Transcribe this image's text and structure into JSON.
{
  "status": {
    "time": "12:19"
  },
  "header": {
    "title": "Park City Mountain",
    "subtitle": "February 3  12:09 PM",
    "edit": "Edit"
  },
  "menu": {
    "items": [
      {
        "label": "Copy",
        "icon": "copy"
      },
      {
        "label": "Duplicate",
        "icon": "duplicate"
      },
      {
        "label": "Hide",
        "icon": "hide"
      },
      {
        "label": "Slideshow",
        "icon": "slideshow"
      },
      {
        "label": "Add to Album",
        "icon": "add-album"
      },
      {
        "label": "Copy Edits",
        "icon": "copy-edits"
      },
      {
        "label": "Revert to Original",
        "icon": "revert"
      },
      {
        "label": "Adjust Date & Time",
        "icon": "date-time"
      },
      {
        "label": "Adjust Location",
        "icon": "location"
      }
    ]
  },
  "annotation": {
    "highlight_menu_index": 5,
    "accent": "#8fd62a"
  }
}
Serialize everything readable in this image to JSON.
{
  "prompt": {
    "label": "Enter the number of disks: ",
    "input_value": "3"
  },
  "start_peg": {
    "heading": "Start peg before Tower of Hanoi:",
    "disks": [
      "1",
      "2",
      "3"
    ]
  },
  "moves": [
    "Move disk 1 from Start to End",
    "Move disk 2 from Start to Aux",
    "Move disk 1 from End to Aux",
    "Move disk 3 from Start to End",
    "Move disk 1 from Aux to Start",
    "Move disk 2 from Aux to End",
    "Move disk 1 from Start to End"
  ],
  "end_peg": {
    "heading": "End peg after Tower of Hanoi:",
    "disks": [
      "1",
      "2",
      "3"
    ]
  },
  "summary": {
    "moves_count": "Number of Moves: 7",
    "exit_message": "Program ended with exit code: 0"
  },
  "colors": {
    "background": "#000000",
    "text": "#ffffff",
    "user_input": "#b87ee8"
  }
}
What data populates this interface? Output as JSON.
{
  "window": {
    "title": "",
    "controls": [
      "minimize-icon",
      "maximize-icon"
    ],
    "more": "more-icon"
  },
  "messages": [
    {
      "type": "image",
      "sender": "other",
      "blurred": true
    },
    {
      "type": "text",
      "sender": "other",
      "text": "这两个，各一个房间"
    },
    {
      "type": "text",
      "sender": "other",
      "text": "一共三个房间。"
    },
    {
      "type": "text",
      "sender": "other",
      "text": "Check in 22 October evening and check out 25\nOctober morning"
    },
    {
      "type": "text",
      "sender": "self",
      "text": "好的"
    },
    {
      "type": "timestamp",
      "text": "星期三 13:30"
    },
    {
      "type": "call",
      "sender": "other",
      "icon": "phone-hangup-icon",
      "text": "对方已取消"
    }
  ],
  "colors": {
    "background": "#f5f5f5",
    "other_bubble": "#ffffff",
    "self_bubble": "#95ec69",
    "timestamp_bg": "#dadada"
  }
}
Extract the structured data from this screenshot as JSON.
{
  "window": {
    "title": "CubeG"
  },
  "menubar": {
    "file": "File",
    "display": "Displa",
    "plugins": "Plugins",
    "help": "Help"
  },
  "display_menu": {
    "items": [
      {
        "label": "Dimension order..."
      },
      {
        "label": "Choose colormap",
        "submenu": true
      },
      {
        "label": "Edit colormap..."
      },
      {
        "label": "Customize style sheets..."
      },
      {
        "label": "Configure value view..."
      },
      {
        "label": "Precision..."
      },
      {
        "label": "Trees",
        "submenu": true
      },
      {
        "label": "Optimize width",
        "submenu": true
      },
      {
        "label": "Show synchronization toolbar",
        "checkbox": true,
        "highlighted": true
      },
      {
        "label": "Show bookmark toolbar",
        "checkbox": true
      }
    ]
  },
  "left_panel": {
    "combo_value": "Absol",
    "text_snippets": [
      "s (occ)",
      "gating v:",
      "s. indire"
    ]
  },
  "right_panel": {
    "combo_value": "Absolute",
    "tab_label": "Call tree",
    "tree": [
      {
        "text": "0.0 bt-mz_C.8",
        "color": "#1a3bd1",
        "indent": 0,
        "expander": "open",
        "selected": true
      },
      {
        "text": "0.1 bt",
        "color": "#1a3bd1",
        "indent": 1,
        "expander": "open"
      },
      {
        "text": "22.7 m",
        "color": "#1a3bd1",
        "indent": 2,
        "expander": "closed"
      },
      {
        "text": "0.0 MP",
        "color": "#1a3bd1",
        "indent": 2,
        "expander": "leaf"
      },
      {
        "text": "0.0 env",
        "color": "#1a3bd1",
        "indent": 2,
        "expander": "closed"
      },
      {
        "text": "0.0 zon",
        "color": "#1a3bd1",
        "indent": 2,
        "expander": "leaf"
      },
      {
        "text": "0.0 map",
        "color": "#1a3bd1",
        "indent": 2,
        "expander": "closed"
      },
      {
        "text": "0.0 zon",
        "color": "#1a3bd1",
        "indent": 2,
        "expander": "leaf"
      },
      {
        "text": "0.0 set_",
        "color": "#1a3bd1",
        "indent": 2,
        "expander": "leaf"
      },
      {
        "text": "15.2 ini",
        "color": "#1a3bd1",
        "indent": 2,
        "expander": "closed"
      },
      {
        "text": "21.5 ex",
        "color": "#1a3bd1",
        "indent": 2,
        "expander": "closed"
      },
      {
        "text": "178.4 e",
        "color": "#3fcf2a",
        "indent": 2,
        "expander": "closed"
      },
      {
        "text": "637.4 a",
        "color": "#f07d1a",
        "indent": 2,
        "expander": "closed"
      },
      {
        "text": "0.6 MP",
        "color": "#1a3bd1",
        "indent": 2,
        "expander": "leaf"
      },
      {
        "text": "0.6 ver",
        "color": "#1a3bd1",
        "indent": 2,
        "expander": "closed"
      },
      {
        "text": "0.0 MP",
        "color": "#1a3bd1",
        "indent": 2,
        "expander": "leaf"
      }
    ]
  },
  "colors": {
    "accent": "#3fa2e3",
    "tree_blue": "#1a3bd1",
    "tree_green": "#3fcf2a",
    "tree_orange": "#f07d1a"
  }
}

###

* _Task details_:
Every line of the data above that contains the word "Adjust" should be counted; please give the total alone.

* _Response below_:
2